Mobile devices are now ubiquitous in America, but perhaps no profession relies on them more than the legal industry. Consider these statistics from a recent ALM reader survey, which found that 79% of these lawyers work at firms where they are allowed to use their own mobile devices on work matters. It’s pretty clear that the use of mobile devices for legal work is commonplace at law firms of all sizes and in every region.
Meanwhile, the survey found that only about a quarter (27%) of law firms have or are formulating policies to govern security of cell phones and tablets. Thirty-eight percent report it’s a growing concern that they are watching but have not made any changes in policies as yet, and just under a third (32%) say it is not even a concern right now.
Unfortunately, there is a wide range of serious risks to the use of mobile devices in any workplace. For lawyers, there are three major potential risks in particular:
- Leak of confidential data – Mobile devices by their physical nature are remarkably easy to lose or have stolen. Once a device is in the hands of a stranger, the phone is easily accessed and confidential data easily obtained. Moreover, there is an ongoing risk to hacking, as recent scandals involving celebrities has illustrated.
- Storage of information – Since today’s smartphones thrive on the use of mobile apps that retrieve and store information from third-party services, there is a constant stream of data moving from a lawyer’s mobile device to storage on the cloud. This brings into question a number of security risks.
- Management of client communications – In the event of litigation, lawyers may have the unique challenge of harvesting electronic records from mobile devices and separating privileged from non-privileged communications. If privileged communications are not properly identified and protected, the client could be placed at undue litigation risk.
To help legal professionals better understand some of these unique risks and devise strategies for managing them, AccessData will host a special educational program at LegalTech® New York 2016. The session, “Mitigating Risk in a Mobile Era,” will take place on February 2, 2016, and will be moderated by Ari Kaplan, a leading legal industry analyst and litigation technology expert. The panelists will include: James Sherer, co-chair of the Information Governance practice at BakerHostetler; Tracy Drynan, senior attorney in the Litigation Group at DrinkerBiddle; Gregory Witczak, global eDiscovery at Deutsche Bank; and myself.
The session promises to be a dynamic, insightful conversation into real-world issues and trends affecting mobile e-discovery today, with each panelist highlighting some of their own personal experiences to help attendees gain perspective on this growing concern, and walk away with best practices for navigating the risks associate with mobile. Attendees are eligible for CLE credit.

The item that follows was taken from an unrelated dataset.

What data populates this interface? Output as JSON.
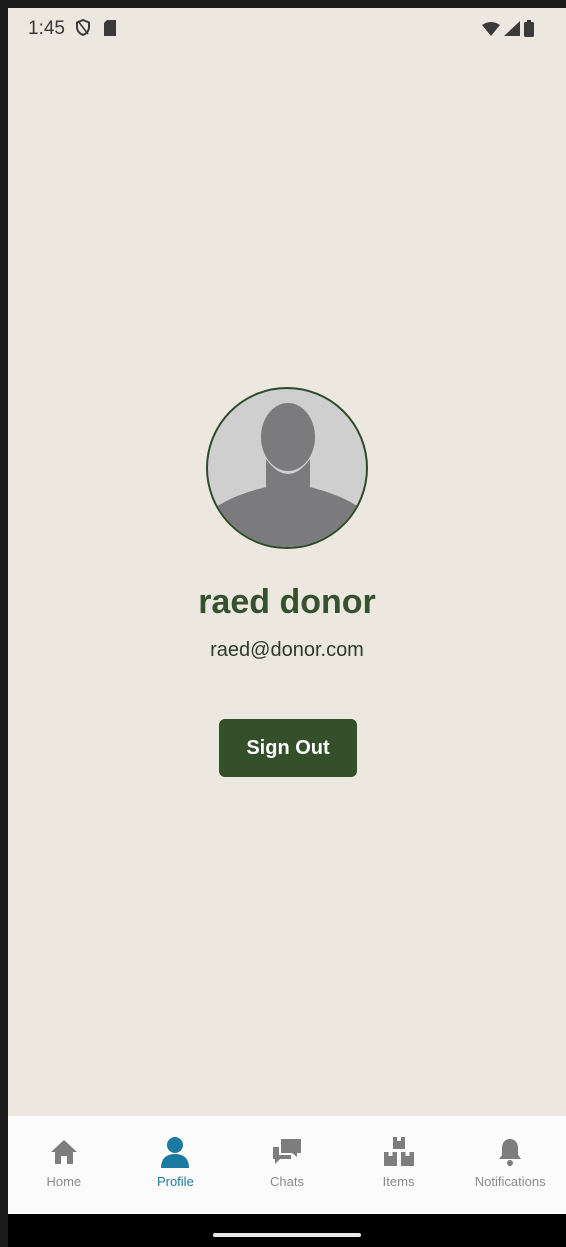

For more information regarding the session, please email Jessica Carter, senior director of e-Discovery product marketing for AccessData, at firstname.lastname@example.org.